At one point in my life (age 16-18), I used to daydream about putting together a book of poems and sketches. I suppose Porcelain will be my first serious attempt at such a project. Porcelain is a realization of that day dream, at last! I think I will leave the interior files as black and white [saves on cost — and I currently am still focusing on bnw/shading > full color illustrations. A solid understanding of the former would allow for greater expertise with the latter (when I finally get to such a level!)].
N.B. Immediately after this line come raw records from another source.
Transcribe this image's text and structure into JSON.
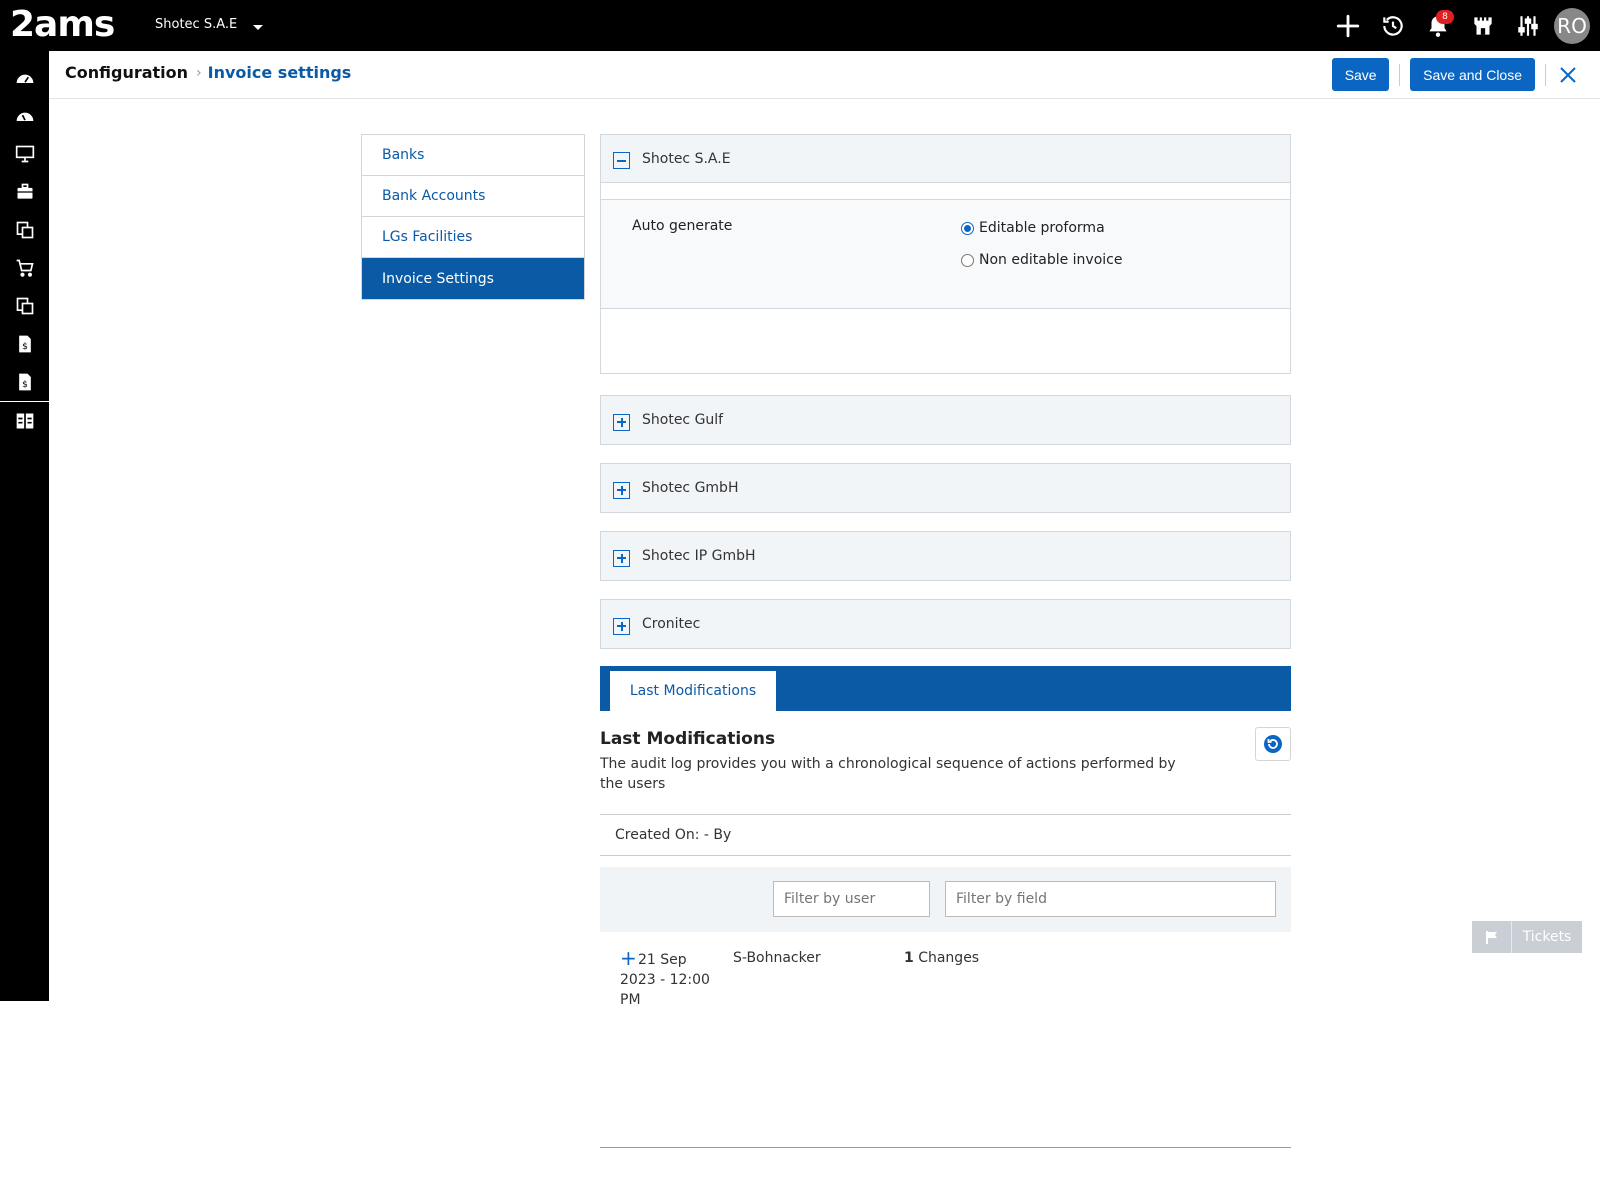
{
  "topbar": {
    "logo_text": "2ams",
    "company": "Shotec S.A.E",
    "notification_count": "8",
    "avatar_initials": "RO",
    "icons": [
      "plus-icon",
      "history-icon",
      "bell-icon",
      "castle-icon",
      "sliders-icon"
    ]
  },
  "sidebar": {
    "icons": [
      "dashboard-icon",
      "dashboard-alt-icon",
      "monitor-icon",
      "briefcase-icon",
      "documents-icon",
      "cart-icon",
      "documents-alt-icon",
      "invoice-icon",
      "invoice-alt-icon",
      "grid-icon"
    ]
  },
  "breadcrumb": {
    "root": "Configuration",
    "current": "Invoice settings"
  },
  "actions": {
    "save": "Save",
    "save_close": "Save and Close"
  },
  "settings_nav": {
    "items": [
      {
        "label": "Banks"
      },
      {
        "label": "Bank Accounts"
      },
      {
        "label": "LGs Facilities"
      },
      {
        "label": "Invoice Settings"
      }
    ],
    "active_index": 3
  },
  "companies": [
    {
      "name": "Shotec S.A.E",
      "expanded": true
    },
    {
      "name": "Shotec Gulf",
      "expanded": false
    },
    {
      "name": "Shotec GmbH",
      "expanded": false
    },
    {
      "name": "Shotec IP GmbH",
      "expanded": false
    },
    {
      "name": "Cronitec",
      "expanded": false
    }
  ],
  "auto_generate": {
    "label": "Auto generate",
    "options": [
      {
        "label": "Editable proforma",
        "selected": true
      },
      {
        "label": "Non editable invoice",
        "selected": false
      }
    ]
  },
  "last_modifications": {
    "tab_label": "Last Modifications",
    "title": "Last Modifications",
    "description": "The audit log provides you with a chronological sequence of actions performed by the users",
    "created_on": "Created On: - By",
    "filter_user_placeholder": "Filter by user",
    "filter_field_placeholder": "Filter by field",
    "rows": [
      {
        "date": "21 Sep 2023 - 12:00 PM",
        "user": "S-Bohnacker",
        "count": "1",
        "count_label": "Changes"
      }
    ]
  },
  "tickets": {
    "label": "Tickets"
  },
  "colors": {
    "primary": "#0b66c3",
    "primary_dark": "#0b5aa6",
    "topbar": "#000000",
    "badge": "#e02020"
  }
}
I am aiming for 10 sketches in Porcelain — I’ve got to get one more done by June, perhaps. I think I’ll throw in a short commentary on the all-too-lovely subject of dragons, since I do own www.dragonsinn.net, which (shockingly enough) has already been in existence for a decade.
After much pondering over the past few days, I’ve decided to stick with indie publishing. I enjoy planning “what I could do” with various books…working when/how I like, and I feel as if I’m falling into a black hole, if I think of going the traditional publishing route right now.
It’s fine if you’re already a big-name author (who will receive the bulk of the publisher’s advertising/marketing budget). If you’re not…
All good gamblers know their stakes. DIY/indie publishing is pretty straight-forward and relatively smooth-going. You maintain both business + creative control, don’t waste immense amounts of time being unproductive, and don’t have to be at the mercy of an industry that doesn’t really seem to have you, your book or your readers’ best interest at heart. There’s too much emphasis on profit margins and the overhead costs to see to, and not enough on value to the customer (IMO). I’ve also been reading more and more about traditionally published authors who are waiting for their books to go ‘out of print’, so that they can wrestle back the rights to publish their own backlist themselves.
For the moment, I’ve decided to work at building up an audience via the indie/self-publishing route, while leaving traditional publishing as an afterthought. Once you have a huge audience, traditional publishers will come knocking on your door. Then you can call the shots, and tailor the deal in the best interest of yourself and your reading audience. Till such time, indie publishing is the safer, saner option to me. Less drama, less politics, and less wasteful waiting games.
To quote Mark Twain:
“It’s easier to stay out, than get out.”
P.S. I’m sitting on two long essays. One’s on Shakespeare’s Portrayal of Women, while the other is on Melville’s Moby-Dick. I might disappear for a while, till my exams are over for this semester…